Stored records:

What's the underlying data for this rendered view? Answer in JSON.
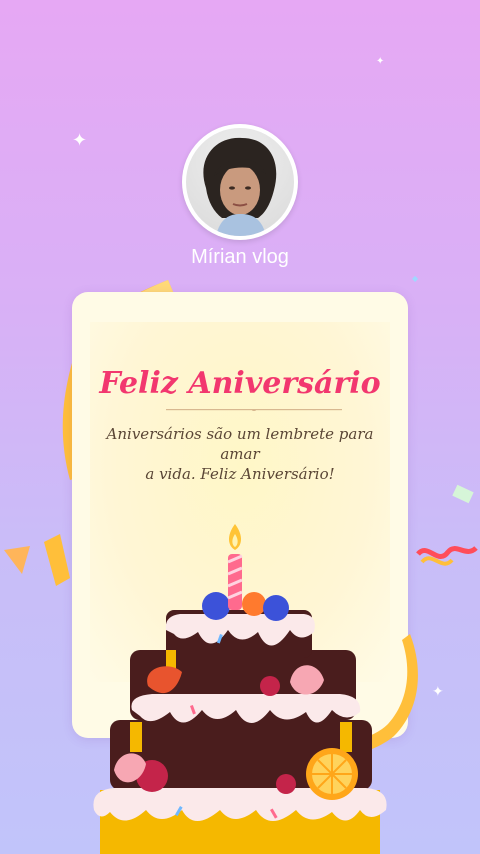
{
  "profile": {
    "name": "Mírian vlog",
    "avatar_icon": "profile-photo"
  },
  "card": {
    "title": "Feliz Aniversário",
    "message_line1": "Aniversários são um lembrete para amar",
    "message_line2": "a vida. Feliz Aniversário!"
  },
  "colors": {
    "background_top": "#e6a8f4",
    "background_bottom": "#c1c4fa",
    "title": "#f2376f",
    "card": "#fffbe6",
    "ribbon": "#ffbf3a"
  }
}
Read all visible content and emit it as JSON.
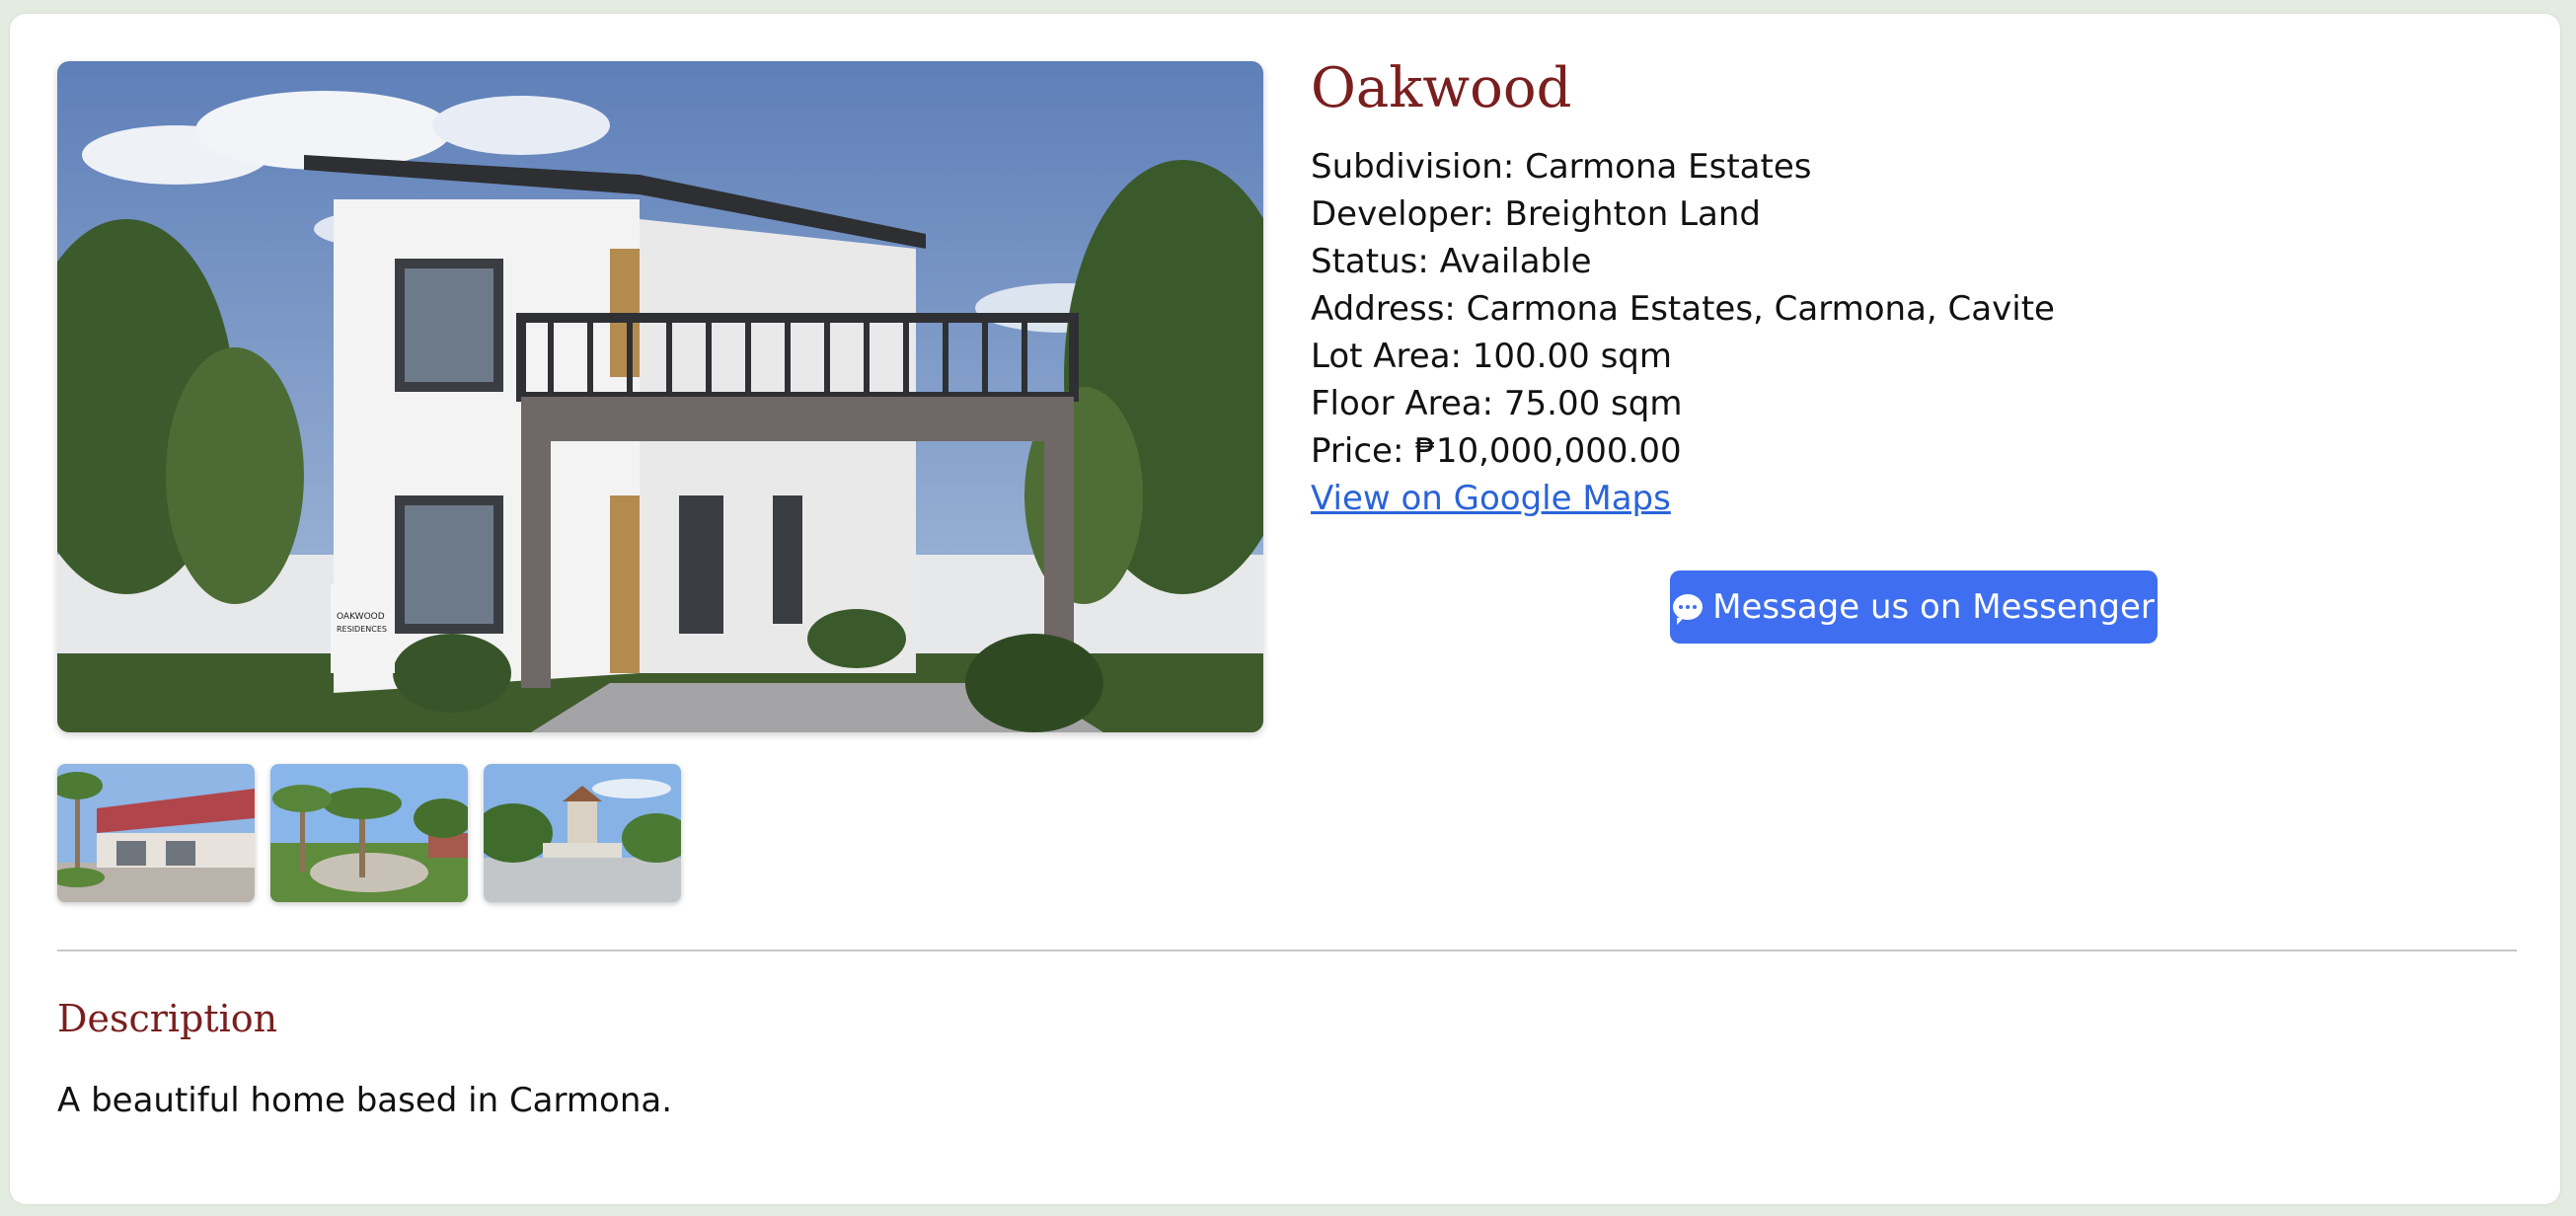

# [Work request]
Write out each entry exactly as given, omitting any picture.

# [Reply]
What's the underlying data for this rendered view? Answer in JSON.
{
  "profile": {
    "name": "Mírian vlog",
    "avatar_icon": "profile-photo"
  },
  "card": {
    "title": "Feliz Aniversário",
    "message_line1": "Aniversários são um lembrete para amar",
    "message_line2": "a vida. Feliz Aniversário!"
  },
  "colors": {
    "background_top": "#e6a8f4",
    "background_bottom": "#c1c4fa",
    "title": "#f2376f",
    "card": "#fffbe6",
    "ribbon": "#ffbf3a"
  }
}
Read all visible content and emit it as JSON.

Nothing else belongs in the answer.